---------- DATASET CONTENT

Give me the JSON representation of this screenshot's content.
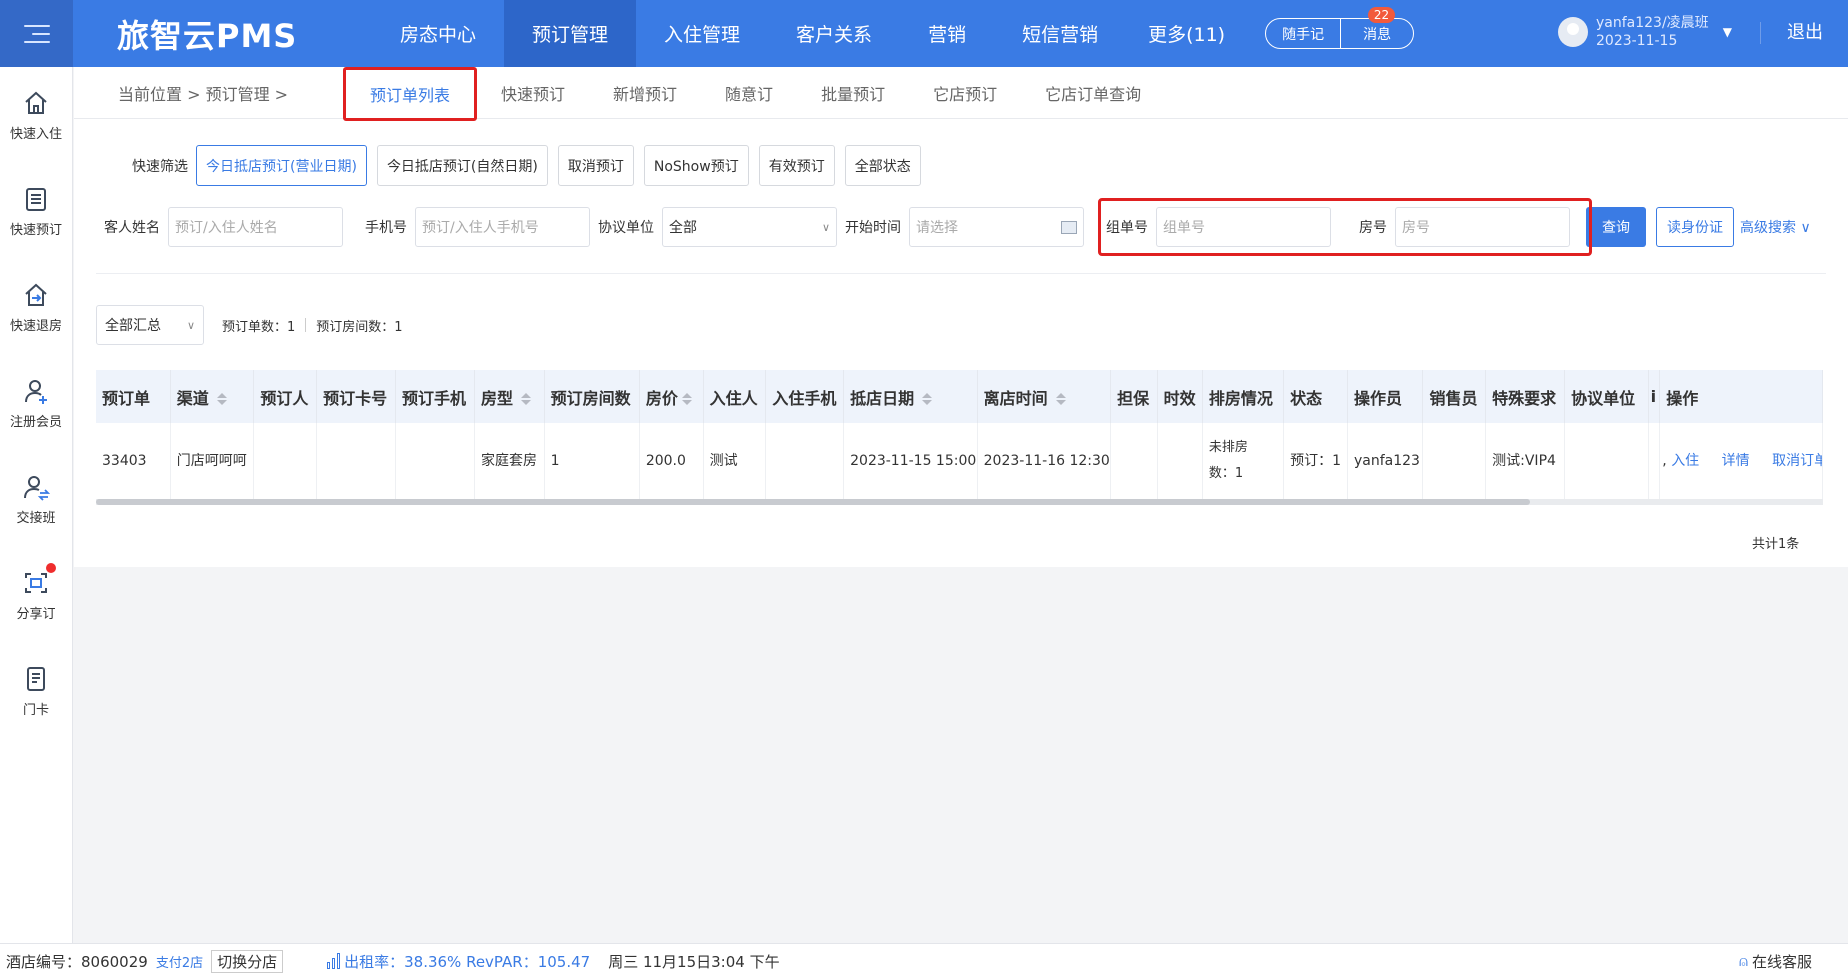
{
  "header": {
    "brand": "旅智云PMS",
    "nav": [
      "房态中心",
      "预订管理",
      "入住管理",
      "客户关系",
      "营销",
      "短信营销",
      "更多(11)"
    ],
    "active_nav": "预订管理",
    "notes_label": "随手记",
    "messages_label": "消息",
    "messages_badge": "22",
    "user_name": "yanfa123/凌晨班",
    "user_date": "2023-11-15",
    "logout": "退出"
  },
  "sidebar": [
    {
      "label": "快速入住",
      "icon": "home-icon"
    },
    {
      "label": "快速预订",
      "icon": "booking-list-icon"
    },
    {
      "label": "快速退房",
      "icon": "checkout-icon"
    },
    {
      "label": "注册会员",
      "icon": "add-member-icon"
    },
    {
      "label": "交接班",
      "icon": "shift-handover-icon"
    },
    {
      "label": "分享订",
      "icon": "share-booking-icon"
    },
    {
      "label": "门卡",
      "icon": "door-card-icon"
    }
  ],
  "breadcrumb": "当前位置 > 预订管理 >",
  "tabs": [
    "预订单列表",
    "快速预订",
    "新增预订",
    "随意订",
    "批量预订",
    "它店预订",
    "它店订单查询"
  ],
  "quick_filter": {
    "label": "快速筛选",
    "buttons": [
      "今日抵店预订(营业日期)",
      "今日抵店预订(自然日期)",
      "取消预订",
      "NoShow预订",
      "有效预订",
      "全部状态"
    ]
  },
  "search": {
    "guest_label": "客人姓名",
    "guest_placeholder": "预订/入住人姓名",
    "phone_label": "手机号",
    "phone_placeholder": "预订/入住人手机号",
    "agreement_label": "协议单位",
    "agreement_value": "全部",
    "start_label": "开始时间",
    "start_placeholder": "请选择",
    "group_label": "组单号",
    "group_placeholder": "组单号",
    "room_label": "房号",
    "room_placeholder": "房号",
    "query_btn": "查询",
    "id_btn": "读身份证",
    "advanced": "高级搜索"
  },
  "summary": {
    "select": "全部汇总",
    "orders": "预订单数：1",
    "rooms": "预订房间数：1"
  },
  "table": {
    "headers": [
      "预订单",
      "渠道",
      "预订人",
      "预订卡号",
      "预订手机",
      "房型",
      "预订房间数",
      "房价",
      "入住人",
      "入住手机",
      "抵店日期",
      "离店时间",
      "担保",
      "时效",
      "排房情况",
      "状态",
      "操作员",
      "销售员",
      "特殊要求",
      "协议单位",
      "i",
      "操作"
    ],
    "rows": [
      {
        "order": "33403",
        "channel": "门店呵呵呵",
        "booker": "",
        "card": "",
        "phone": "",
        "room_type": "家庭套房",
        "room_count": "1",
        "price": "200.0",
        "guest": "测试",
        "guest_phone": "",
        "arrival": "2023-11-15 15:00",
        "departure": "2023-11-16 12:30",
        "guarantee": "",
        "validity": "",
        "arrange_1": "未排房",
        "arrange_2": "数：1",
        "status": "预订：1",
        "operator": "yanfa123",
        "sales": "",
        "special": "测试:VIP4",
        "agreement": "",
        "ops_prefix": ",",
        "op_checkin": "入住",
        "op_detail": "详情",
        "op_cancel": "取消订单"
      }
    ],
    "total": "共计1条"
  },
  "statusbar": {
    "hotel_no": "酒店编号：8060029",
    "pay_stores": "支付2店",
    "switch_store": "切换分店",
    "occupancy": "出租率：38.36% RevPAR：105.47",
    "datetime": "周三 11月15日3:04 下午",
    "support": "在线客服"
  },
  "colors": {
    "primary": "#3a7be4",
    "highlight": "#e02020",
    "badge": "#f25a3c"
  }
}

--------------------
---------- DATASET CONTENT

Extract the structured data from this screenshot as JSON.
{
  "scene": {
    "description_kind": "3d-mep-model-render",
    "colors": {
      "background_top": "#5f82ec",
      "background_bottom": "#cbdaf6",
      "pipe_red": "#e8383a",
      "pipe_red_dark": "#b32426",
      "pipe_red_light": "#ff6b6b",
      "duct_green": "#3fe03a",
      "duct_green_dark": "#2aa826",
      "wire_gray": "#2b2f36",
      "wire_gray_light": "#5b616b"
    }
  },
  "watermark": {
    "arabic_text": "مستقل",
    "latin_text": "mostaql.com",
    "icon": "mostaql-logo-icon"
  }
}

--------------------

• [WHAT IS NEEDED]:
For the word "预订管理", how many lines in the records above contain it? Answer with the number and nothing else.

• [WORKED SOLUTION]:
3